WHAT THIS TASK INVOLVES >> Filter the records below down to lines containing "Amazon".

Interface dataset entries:
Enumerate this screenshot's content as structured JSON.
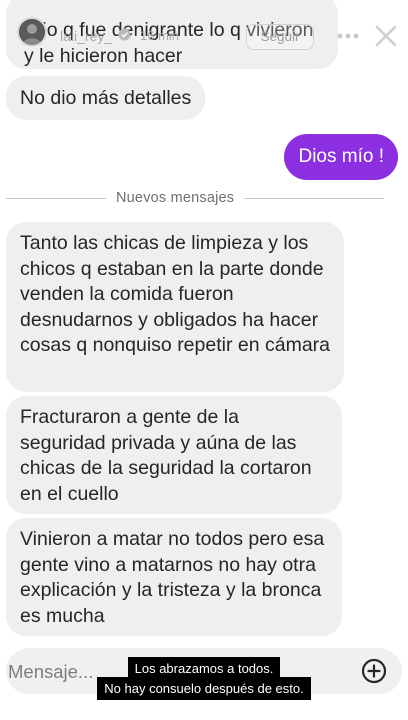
{
  "story": {
    "username": "lali_rey_",
    "time_ago": "16 min",
    "follow_label": "Seguir"
  },
  "messages": [
    {
      "direction": "in",
      "text": "Dijo q fue denigrante lo q vivieron y le hicieron hacer"
    },
    {
      "direction": "in",
      "text": "No dio más detalles"
    },
    {
      "direction": "out",
      "text": "Dios mío !"
    },
    {
      "direction": "in",
      "text": "Tanto las chicas de limpieza y los chicos q estaban en la parte donde venden la comida fueron desnudarnos y obligados ha hacer cosas q nonquiso repetir en cámara"
    },
    {
      "direction": "in",
      "text": "Fracturaron a gente de la seguridad privada y aúna de las chicas de la seguridad la cortaron en el cuello"
    },
    {
      "direction": "in",
      "text": "Vinieron a matar no todos pero esa gente vino a matarnos no hay otra explicación y la tristeza y la bronca es mucha"
    }
  ],
  "divider_label": "Nuevos mensajes",
  "composer": {
    "placeholder": "Mensaje..."
  },
  "captions": [
    "Los abrazamos a todos.",
    "No hay consuelo después de esto."
  ],
  "icons": {
    "more": "more-horizontal-icon",
    "close": "close-icon",
    "plus": "plus-circle-icon",
    "verified": "verified-badge-icon"
  },
  "colors": {
    "outgoing_bubble": "#8b2fe0",
    "incoming_bubble": "#efefef",
    "composer_bg": "#f0f0f0",
    "caption_bg": "#000000"
  }
}
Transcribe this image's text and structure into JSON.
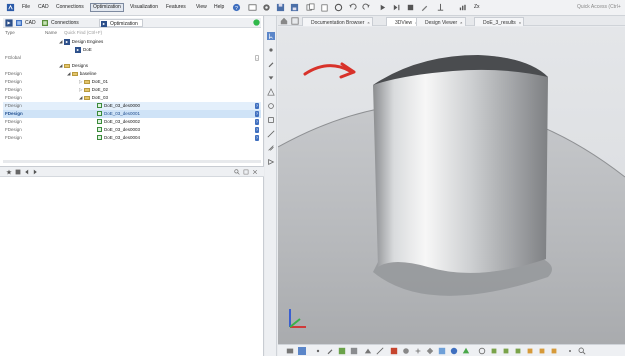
{
  "menubar": {
    "items": [
      "File",
      "CAD",
      "Connections",
      "Optimization",
      "Visualization",
      "Features",
      "View",
      "Help"
    ],
    "active": "Optimization",
    "quick_access": "Quick Access (Ctrl+"
  },
  "left_panel": {
    "tabs": [
      "CAD",
      "Connections",
      "Optimization"
    ],
    "column_type": "Type",
    "column_name": "Name",
    "quick_find": "Quick Find (Ctrl+F)",
    "rows": [
      {
        "type": "",
        "label": "Design Engines",
        "indent": 1
      },
      {
        "type": "",
        "label": "DoE",
        "indent": 2
      },
      {
        "type": "FGlobal",
        "label": "",
        "indent": 0
      },
      {
        "type": "",
        "label": "Designs",
        "indent": 1
      },
      {
        "type": "FDesign",
        "label": "baseline",
        "indent": 2
      },
      {
        "type": "FDesign",
        "label": "DoE_01",
        "indent": 3
      },
      {
        "type": "FDesign",
        "label": "DoE_02",
        "indent": 3
      },
      {
        "type": "FDesign",
        "label": "DoE_03",
        "indent": 3
      },
      {
        "type": "FDesign",
        "label": "DoE_03_des0000",
        "indent": 4
      },
      {
        "type": "FDesign",
        "label": "DoE_03_des0001",
        "indent": 4
      },
      {
        "type": "FDesign",
        "label": "DoE_03_des0002",
        "indent": 4
      },
      {
        "type": "FDesign",
        "label": "DoE_03_des0003",
        "indent": 4
      },
      {
        "type": "FDesign",
        "label": "DoE_03_des0004",
        "indent": 4
      }
    ]
  },
  "view_tabs": [
    {
      "label": "Documentation Browser",
      "active": false
    },
    {
      "label": "3DView",
      "active": true
    },
    {
      "label": "Design Viewer",
      "active": false
    },
    {
      "label": "DoE_3_results",
      "active": false
    }
  ],
  "tab_close": "×",
  "toolbar_extra": "Zx",
  "colors": {
    "selected_row": "#cfe3f7",
    "accent_blue": "#3f6fbf",
    "arrow_red": "#d8322a",
    "viewport_bg": "#e2e4e7"
  }
}
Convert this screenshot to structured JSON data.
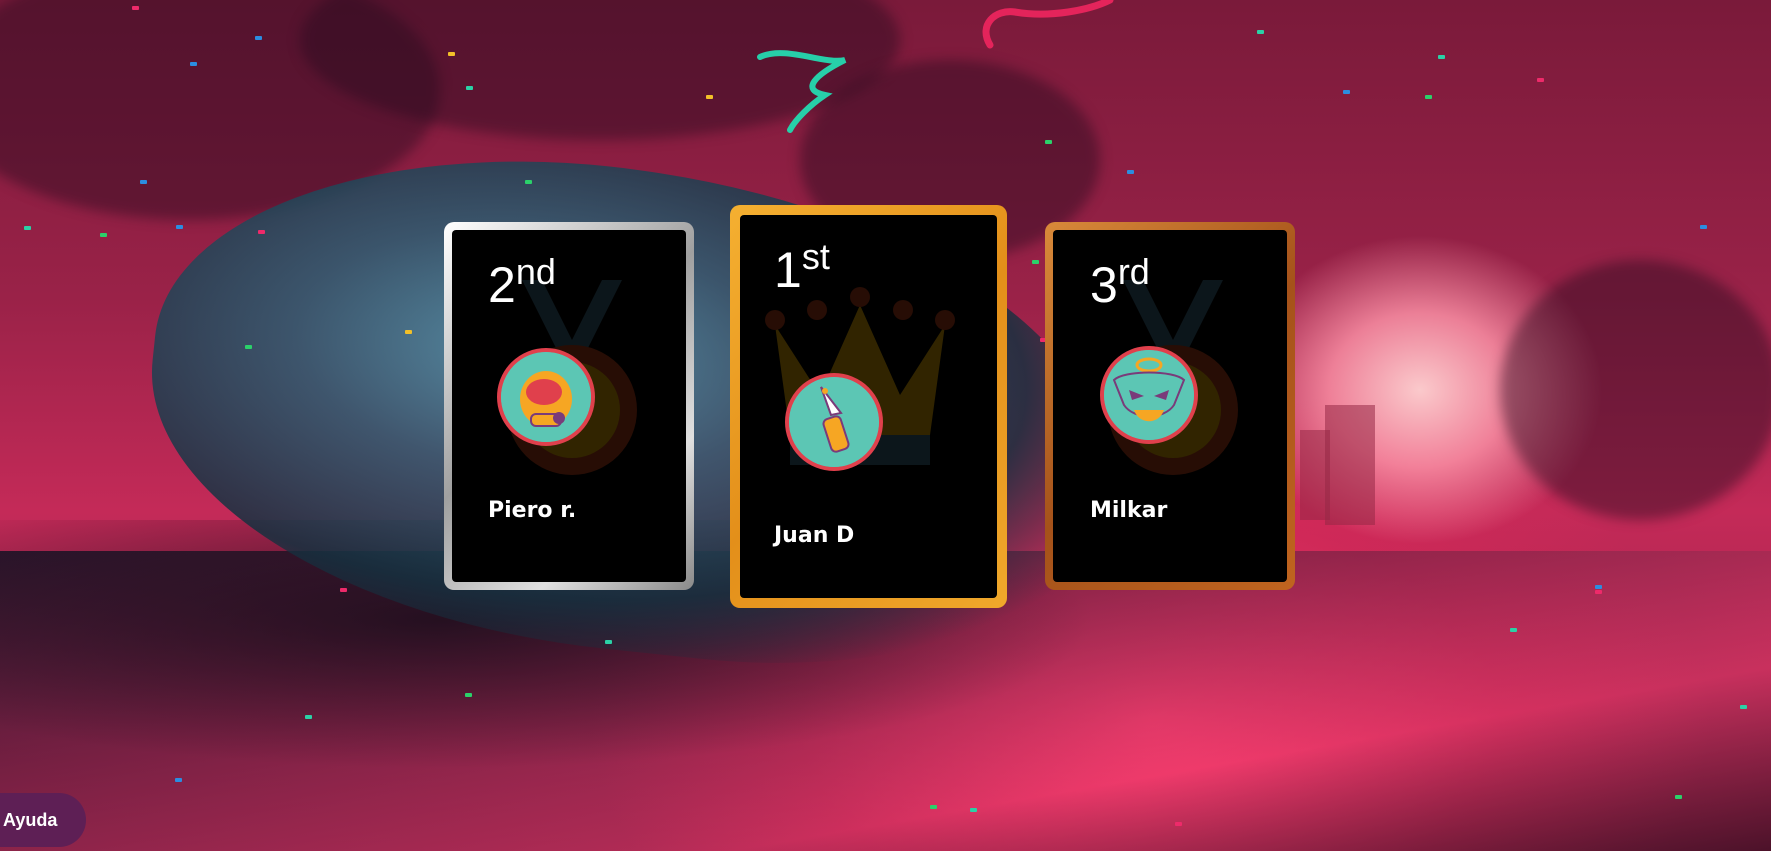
{
  "podium": [
    {
      "place": "2",
      "suffix": "nd",
      "name": "Piero r.",
      "avatar_icon": "astronaut-helmet-icon",
      "frame_color": "#c9c9c9"
    },
    {
      "place": "1",
      "suffix": "st",
      "name": "Juan D",
      "avatar_icon": "rocket-bottle-icon",
      "frame_color": "#e9a12a"
    },
    {
      "place": "3",
      "suffix": "rd",
      "name": "Milkar",
      "avatar_icon": "alien-skull-icon",
      "frame_color": "#c26a22"
    }
  ],
  "help_button": {
    "label": "Ayuda"
  },
  "colors": {
    "background": "#9a2248",
    "card": "#000000",
    "help_bg": "#5e1f55",
    "avatar_bg": "#5cc6b4",
    "avatar_border": "#e0404c"
  }
}
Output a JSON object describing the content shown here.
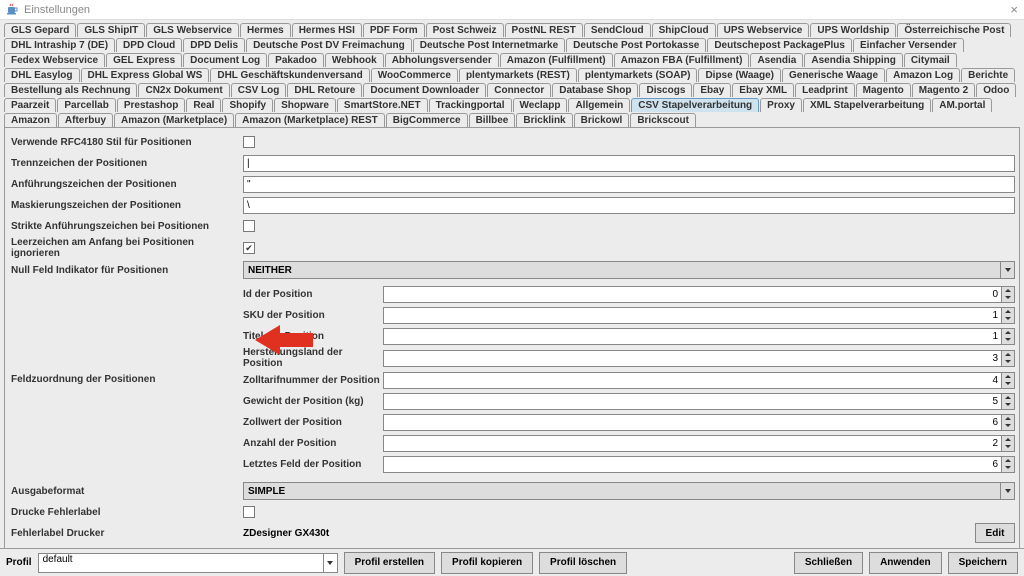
{
  "window": {
    "title": "Einstellungen"
  },
  "tabs": [
    "GLS Gepard",
    "GLS ShipIT",
    "GLS Webservice",
    "Hermes",
    "Hermes HSI",
    "PDF Form",
    "Post Schweiz",
    "PostNL REST",
    "SendCloud",
    "ShipCloud",
    "UPS Webservice",
    "UPS Worldship",
    "Österreichische Post",
    "DHL Intraship 7 (DE)",
    "DPD Cloud",
    "DPD Delis",
    "Deutsche Post DV Freimachung",
    "Deutsche Post Internetmarke",
    "Deutsche Post Portokasse",
    "Deutschepost PackagePlus",
    "Einfacher Versender",
    "Fedex Webservice",
    "GEL Express",
    "Document Log",
    "Pakadoo",
    "Webhook",
    "Abholungsversender",
    "Amazon (Fulfillment)",
    "Amazon FBA (Fulfillment)",
    "Asendia",
    "Asendia Shipping",
    "Citymail",
    "DHL Easylog",
    "DHL Express Global WS",
    "DHL Geschäftskundenversand",
    "WooCommerce",
    "plentymarkets (REST)",
    "plentymarkets (SOAP)",
    "Dipse (Waage)",
    "Generische Waage",
    "Amazon Log",
    "Berichte",
    "Bestellung als Rechnung",
    "CN2x Dokument",
    "CSV Log",
    "DHL Retoure",
    "Document Downloader",
    "Connector",
    "Database Shop",
    "Discogs",
    "Ebay",
    "Ebay XML",
    "Leadprint",
    "Magento",
    "Magento 2",
    "Odoo",
    "Paarzeit",
    "Parcellab",
    "Prestashop",
    "Real",
    "Shopify",
    "Shopware",
    "SmartStore.NET",
    "Trackingportal",
    "Weclapp",
    "Allgemein",
    "CSV Stapelverarbeitung",
    "Proxy",
    "XML Stapelverarbeitung",
    "AM.portal",
    "Amazon",
    "Afterbuy",
    "Amazon (Marketplace)",
    "Amazon (Marketplace) REST",
    "BigCommerce",
    "Billbee",
    "Bricklink",
    "Brickowl",
    "Brickscout"
  ],
  "activeTab": "CSV Stapelverarbeitung",
  "labels": {
    "rfc4180": "Verwende RFC4180 Stil für Positionen",
    "trennzeichen": "Trennzeichen der Positionen",
    "anfuehrung": "Anführungszeichen der Positionen",
    "maskierung": "Maskierungszeichen der Positionen",
    "strikte": "Strikte Anführungszeichen bei Positionen",
    "leerzeichen": "Leerzeichen am Anfang bei Positionen ignorieren",
    "nullfeld": "Null Feld Indikator für Positionen",
    "feldzuordnung": "Feldzuordnung der Positionen",
    "ausgabeformat": "Ausgabeformat",
    "drucke": "Drucke Fehlerlabel",
    "fehlerlabel": "Fehlerlabel Drucker"
  },
  "values": {
    "trennzeichen": "|",
    "anfuehrung": "\"",
    "maskierung": "\\",
    "nullfeld": "NEITHER",
    "ausgabeformat": "SIMPLE",
    "fehlerlabel": "ZDesigner GX430t",
    "leerzeichen_checked": true
  },
  "fields": [
    {
      "label": "Id der Position",
      "value": "0"
    },
    {
      "label": "SKU der Position",
      "value": "1"
    },
    {
      "label": "Titel der Position",
      "value": "1"
    },
    {
      "label": "Herstellungsland der Position",
      "value": "3"
    },
    {
      "label": "Zolltarifnummer der Position",
      "value": "4"
    },
    {
      "label": "Gewicht der Position (kg)",
      "value": "5"
    },
    {
      "label": "Zollwert der Position",
      "value": "6"
    },
    {
      "label": "Anzahl der Position",
      "value": "2"
    },
    {
      "label": "Letztes Feld der Position",
      "value": "6"
    }
  ],
  "buttons": {
    "edit": "Edit",
    "profil_erstellen": "Profil erstellen",
    "profil_kopieren": "Profil kopieren",
    "profil_loeschen": "Profil löschen",
    "schliessen": "Schließen",
    "anwenden": "Anwenden",
    "speichern": "Speichern"
  },
  "profile": {
    "label": "Profil",
    "value": "default"
  }
}
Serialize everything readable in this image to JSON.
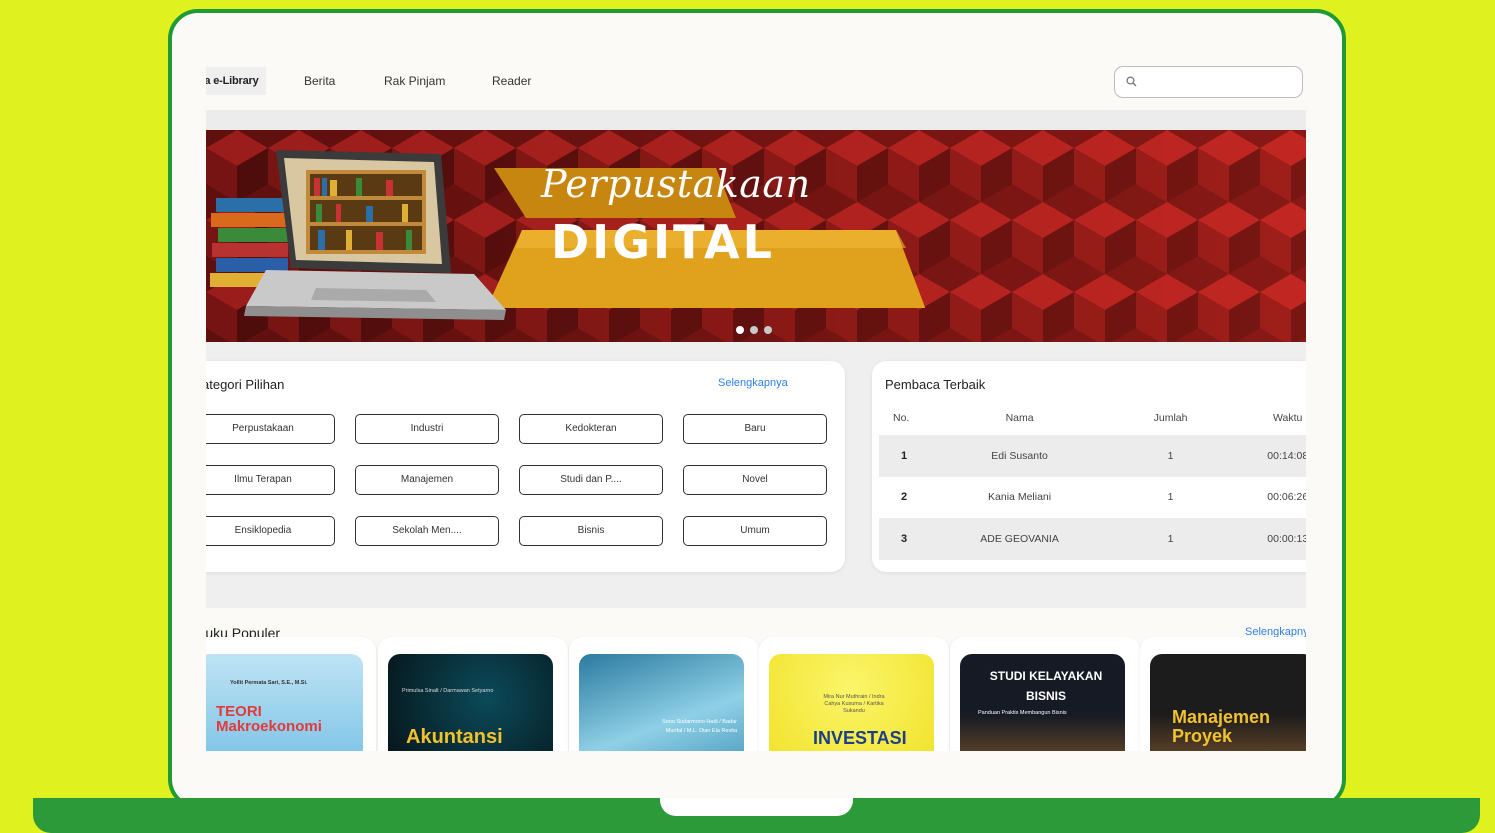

EXERCISE RESULT >>
    "Amazon (Fulfillment)",
    "Amazon FBA (Fulfillment)",
    "Amazon Log",
    "Amazon",
    "Amazon (Marketplace)",
    "Amazon (Marketplace) REST",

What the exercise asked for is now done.